● **PROBLEM REQUIREMENTS**: Reproduce only this part of the listing: the line with "Serialize everything readable", plus every line after it through the last.

====================

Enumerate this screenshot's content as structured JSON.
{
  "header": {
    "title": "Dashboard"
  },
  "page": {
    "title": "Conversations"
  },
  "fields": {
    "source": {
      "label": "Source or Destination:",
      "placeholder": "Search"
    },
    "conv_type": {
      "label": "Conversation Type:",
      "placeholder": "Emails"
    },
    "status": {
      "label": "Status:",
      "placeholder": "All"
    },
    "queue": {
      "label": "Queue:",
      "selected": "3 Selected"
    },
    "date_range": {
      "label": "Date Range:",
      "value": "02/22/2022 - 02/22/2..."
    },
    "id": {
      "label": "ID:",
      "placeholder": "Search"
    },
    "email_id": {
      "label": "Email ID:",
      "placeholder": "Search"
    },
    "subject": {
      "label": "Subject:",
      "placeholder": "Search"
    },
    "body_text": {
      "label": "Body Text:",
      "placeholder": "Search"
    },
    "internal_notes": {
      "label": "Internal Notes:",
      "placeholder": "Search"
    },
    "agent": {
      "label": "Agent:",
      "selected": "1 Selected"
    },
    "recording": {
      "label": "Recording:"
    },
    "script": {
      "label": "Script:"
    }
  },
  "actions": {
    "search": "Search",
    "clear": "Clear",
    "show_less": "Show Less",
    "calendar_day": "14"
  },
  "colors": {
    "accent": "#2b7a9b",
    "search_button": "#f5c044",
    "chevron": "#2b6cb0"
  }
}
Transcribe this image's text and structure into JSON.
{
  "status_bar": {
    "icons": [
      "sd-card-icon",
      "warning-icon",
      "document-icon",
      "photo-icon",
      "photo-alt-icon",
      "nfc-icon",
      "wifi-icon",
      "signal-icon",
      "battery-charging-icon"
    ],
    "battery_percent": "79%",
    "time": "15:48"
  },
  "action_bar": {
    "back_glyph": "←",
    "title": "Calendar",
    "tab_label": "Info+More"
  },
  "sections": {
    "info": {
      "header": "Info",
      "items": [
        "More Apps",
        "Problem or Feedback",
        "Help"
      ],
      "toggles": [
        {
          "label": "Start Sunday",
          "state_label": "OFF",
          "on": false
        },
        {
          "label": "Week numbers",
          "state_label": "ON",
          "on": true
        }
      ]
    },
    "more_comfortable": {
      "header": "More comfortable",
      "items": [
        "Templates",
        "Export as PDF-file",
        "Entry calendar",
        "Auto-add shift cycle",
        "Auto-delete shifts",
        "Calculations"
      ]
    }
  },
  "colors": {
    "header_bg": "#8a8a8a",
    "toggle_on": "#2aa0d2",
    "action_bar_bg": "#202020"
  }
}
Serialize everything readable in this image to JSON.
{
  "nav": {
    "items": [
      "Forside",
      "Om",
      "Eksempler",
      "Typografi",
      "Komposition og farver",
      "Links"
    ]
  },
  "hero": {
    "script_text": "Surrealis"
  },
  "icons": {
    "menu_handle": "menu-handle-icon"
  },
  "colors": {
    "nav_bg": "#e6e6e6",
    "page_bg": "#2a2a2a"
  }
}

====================

● **TASK SOLUTION**:
Serialize everything readable in this image to JSON.
{
  "nav": {
    "items": [
      "Forside",
      "Om",
      "Eksempler",
      "Typografi",
      "Komposition og farver",
      "Links"
    ]
  },
  "hero": {
    "script_text": "Surrealis"
  },
  "icons": {
    "menu_handle": "menu-handle-icon"
  },
  "colors": {
    "nav_bg": "#e6e6e6",
    "page_bg": "#2a2a2a"
  }
}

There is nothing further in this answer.